• If you have an e-mail counterpart to your print newsletter, give your recipients the option to sign up for that version as well.
• Save several copies of your newsletter to use as leave-behinds at networking events, office visits and meetings.

Of course, all your hard work spent gathering and/or creating content will all be wasted if the newsletter is poorly designed or difficult to read. If you’re not confident that you have the layout skills and experience to design a newsletter yourself or don’t have the time to do so, I would encourage you to speak with a print designer that has experience working with newsletters to do the job for you.

Timely Print Design Projects Pay Off

RC-Remodeling-Flyer-Front

Here in the Omaha Metro Area, we recently had a surprise hail storm that struck parts of town. Realizing that homeowners effected by the storm would have a serious need for the construction and remodeling services that his company offers, Ryan Chappelear, owner of RC Remodeling contacted me for help with a project.
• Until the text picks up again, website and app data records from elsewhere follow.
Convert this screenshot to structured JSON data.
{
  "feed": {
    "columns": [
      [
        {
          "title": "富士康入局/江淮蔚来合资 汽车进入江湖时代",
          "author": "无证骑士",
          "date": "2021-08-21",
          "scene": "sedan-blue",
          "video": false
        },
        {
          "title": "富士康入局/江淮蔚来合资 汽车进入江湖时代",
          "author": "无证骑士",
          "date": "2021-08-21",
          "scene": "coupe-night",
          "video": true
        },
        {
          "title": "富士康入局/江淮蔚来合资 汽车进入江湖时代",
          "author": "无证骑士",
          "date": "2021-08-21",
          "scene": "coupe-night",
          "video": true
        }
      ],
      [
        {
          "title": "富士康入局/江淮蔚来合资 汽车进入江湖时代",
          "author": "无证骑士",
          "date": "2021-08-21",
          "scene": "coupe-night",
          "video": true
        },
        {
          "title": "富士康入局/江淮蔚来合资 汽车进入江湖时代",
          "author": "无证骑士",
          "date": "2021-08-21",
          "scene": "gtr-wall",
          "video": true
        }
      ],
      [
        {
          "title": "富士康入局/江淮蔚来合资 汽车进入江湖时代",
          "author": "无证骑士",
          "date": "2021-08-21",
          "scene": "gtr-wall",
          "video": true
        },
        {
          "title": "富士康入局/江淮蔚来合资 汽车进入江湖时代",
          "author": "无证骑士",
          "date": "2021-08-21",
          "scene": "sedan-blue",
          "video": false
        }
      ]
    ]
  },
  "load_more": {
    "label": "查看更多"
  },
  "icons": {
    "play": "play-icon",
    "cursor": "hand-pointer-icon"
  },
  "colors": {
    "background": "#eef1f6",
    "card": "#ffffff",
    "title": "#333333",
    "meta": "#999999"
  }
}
Shortly after the storm, Ryan planned to canvas the areas of Omaha most effected by the storm with a simple marketing piece that communicated to homeowners on a personal level, informed them about the services he has to offer and urged them to contact the company for repairs to their home.

RC-Remodeling-Flyer-Back
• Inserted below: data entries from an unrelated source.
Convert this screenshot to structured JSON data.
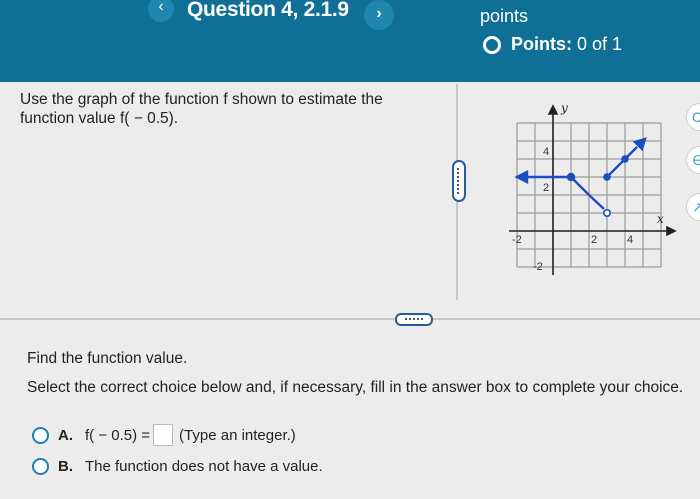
{
  "header": {
    "back_glyph": "‹",
    "question_title": "Question 4, 2.1.9",
    "next_glyph": "›",
    "points_label": "points",
    "points_status_label": "Points:",
    "points_status_value": "0 of 1"
  },
  "prompt": {
    "text": "Use the graph of the function f shown to estimate the function value f( − 0.5)."
  },
  "graph": {
    "y_axis_label": "y",
    "x_axis_label": "x",
    "x_ticks": [
      "-2",
      "2",
      "4"
    ],
    "y_ticks": [
      "4",
      "2",
      "-2"
    ],
    "colors": {
      "curve": "#1b4fbf",
      "axis": "#222222",
      "grid": "#9a9a9a"
    },
    "function_segments": [
      {
        "from": [
          -3,
          2
        ],
        "to": [
          0,
          2
        ],
        "left_arrow": true,
        "endpoint": "closed"
      },
      {
        "from": [
          0,
          2
        ],
        "to": [
          2,
          0
        ],
        "endpoint_right": "open"
      },
      {
        "from": [
          2,
          2
        ],
        "to": [
          4,
          4
        ],
        "right_arrow": true
      }
    ]
  },
  "question": {
    "find": "Find the function value.",
    "instruction": "Select the correct choice below and, if necessary, fill in the answer box to complete your choice."
  },
  "choices": [
    {
      "letter": "A.",
      "prefix": "f( − 0.5) =",
      "suffix": "(Type an integer.)"
    },
    {
      "letter": "B.",
      "text": "The function does not have a value."
    }
  ]
}
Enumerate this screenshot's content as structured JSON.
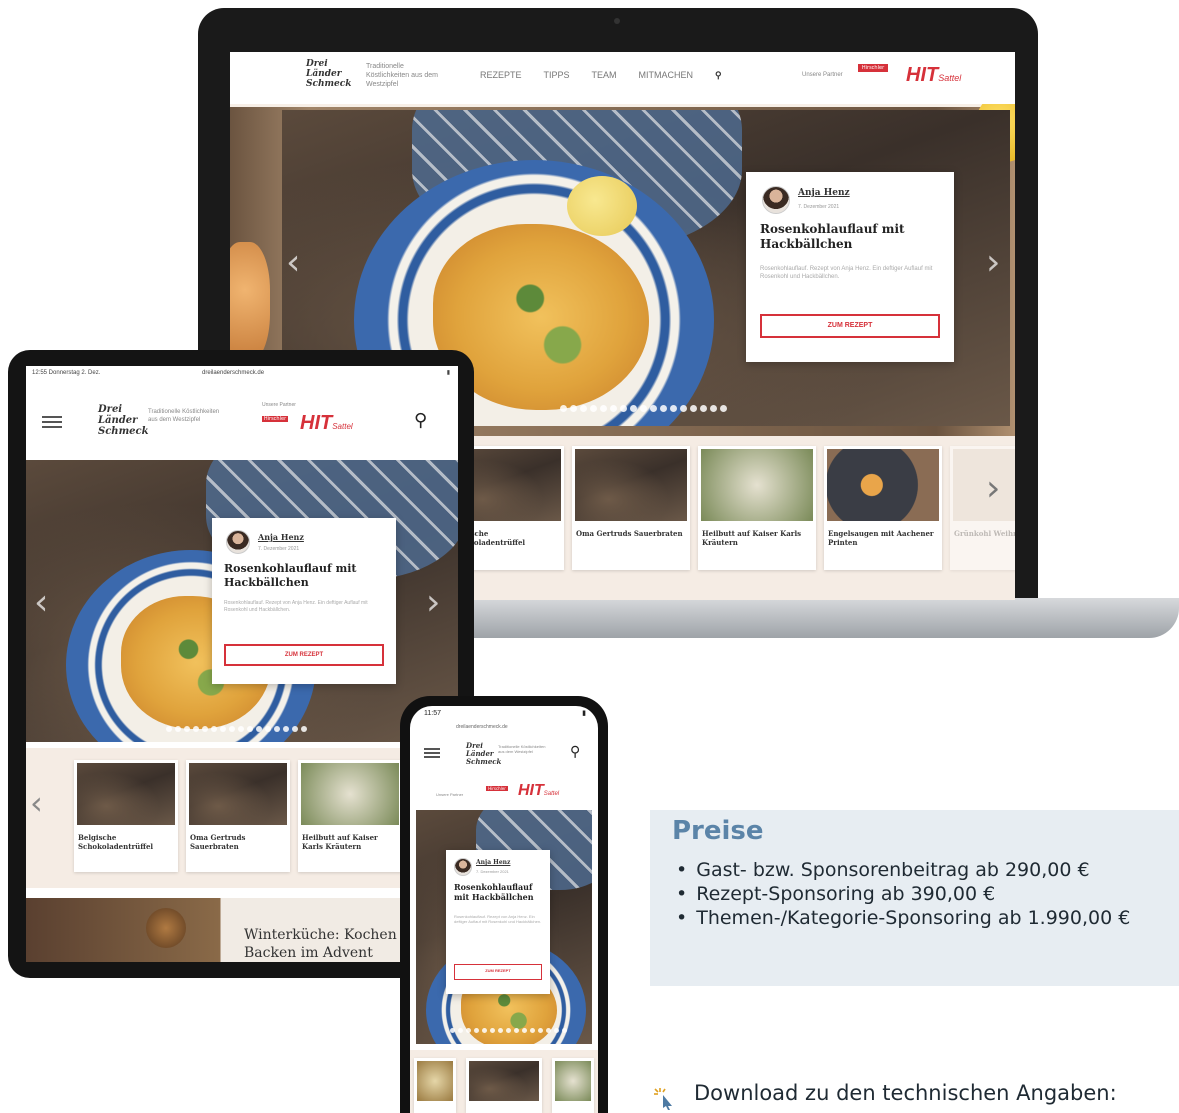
{
  "brand": {
    "logo_line1": "Drei",
    "logo_line2": "Länder",
    "logo_line3": "Schmeck",
    "tagline": "Traditionelle Köstlichkeiten aus dem Westzipfel",
    "partner_label": "Unsere Partner",
    "partner1": "Hirschler",
    "partner2": "HIT",
    "partner2_sub": "Sattel"
  },
  "laptop": {
    "nav": [
      "REZEPTE",
      "TIPPS",
      "TEAM",
      "MITMACHEN"
    ]
  },
  "tablet": {
    "status_left": "12:55 Donnerstag 2. Dez.",
    "url": "dreilaenderschmeck.de",
    "feature_title": "Winterküche: Kochen und Backen im Advent"
  },
  "phone": {
    "time": "11:57",
    "url": "dreilaenderschmeck.de"
  },
  "recipe": {
    "author": "Anja Henz",
    "date": "7. Dezember 2021",
    "title": "Rosenkohlauflauf mit Hackbällchen",
    "excerpt": "Rosenkohlauflauf. Rezept von Anja Henz. Ein deftiger Auflauf mit Rosenkohl und Hackbällchen.",
    "button": "ZUM REZEPT"
  },
  "thumbs": [
    {
      "label": "Belgische Schokoladentrüffel"
    },
    {
      "label": "Oma Gertruds Sauerbraten"
    },
    {
      "label": "Heilbutt auf Kaiser Karls Kräutern"
    },
    {
      "label": "Engelsaugen mit Aachener Printen"
    },
    {
      "label": "Grünkohl Weihnacht"
    }
  ],
  "prices": {
    "title": "Preise",
    "items": [
      "Gast- bzw. Sponsorenbeitrag ab 290,00 €",
      "Rezept-Sponsoring ab 390,00 €",
      "Themen-/Kategorie-Sponsoring ab 1.990,00 €"
    ]
  },
  "download": {
    "icon": "click-cursor-icon",
    "label": "Download zu den technischen Angaben:"
  },
  "colors": {
    "accent": "#d6313a",
    "price_title": "#5b84a8",
    "price_bg": "#e7edf2"
  }
}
The project needed to be completed quickly, so copy was written and the flyer was designed, printed and delivered to Ryan within a few days.  At the end of the following week, I learned that this simple marketing piece has been a huge success for RC Remodeling. By the end of the week following the storm, Ryan had 10 new roofing jobs as well as some deck repairs resulting directly from using the flyer. Just goes to show you that while timing definitely plays a role in your marketing decisions, marketing using print design components can still be extremely effective in meeting – or exceeding – your goals.

Do you have your own print marketing success story or advice/feedback to share? Leave a comment below!

Newsweek Going Fully Digital in 2013

Newsweek on iPad

After 80 years in print, Newsweek recently announced it will cease all print publications at the end of this year. Newsweek will consolidate all of its existing publications into a single, worldwide edition named Newsweek Global, targeting a mobile audience.

“Exiting print is an extremely difficult moment for all of us,” says the company’s statement. “But as we head for the 80th anniversary of Newsweek next year we must sustain the journalism that gives the magazine its purpose—and embrace the all-digital future.”

While the publication’s print sales declined nearly 10 percent in the past year, its digital presence has seen significant growth. TheDailyBeast.com now attracts over 15 million unique visitors a month. With data from a recent Pew Research Study indicating that nearly 40 percent of Americans get their news from an online source and mobile device & tablet use growing exponentially, Newsweek felt the time was right for the transition to an all-digital format.

“In our judgment, we have reached a tipping point at which we can most efficiently and effectively reach our readers in all-digital format. This was not the case just two years ago. It will increasingly be the case in the years ahead,” (Baba Shetty, CEO).

The last print edition of Newsweek will be their December 31 issue.

 

Source: A Turn of the Page for Newsweek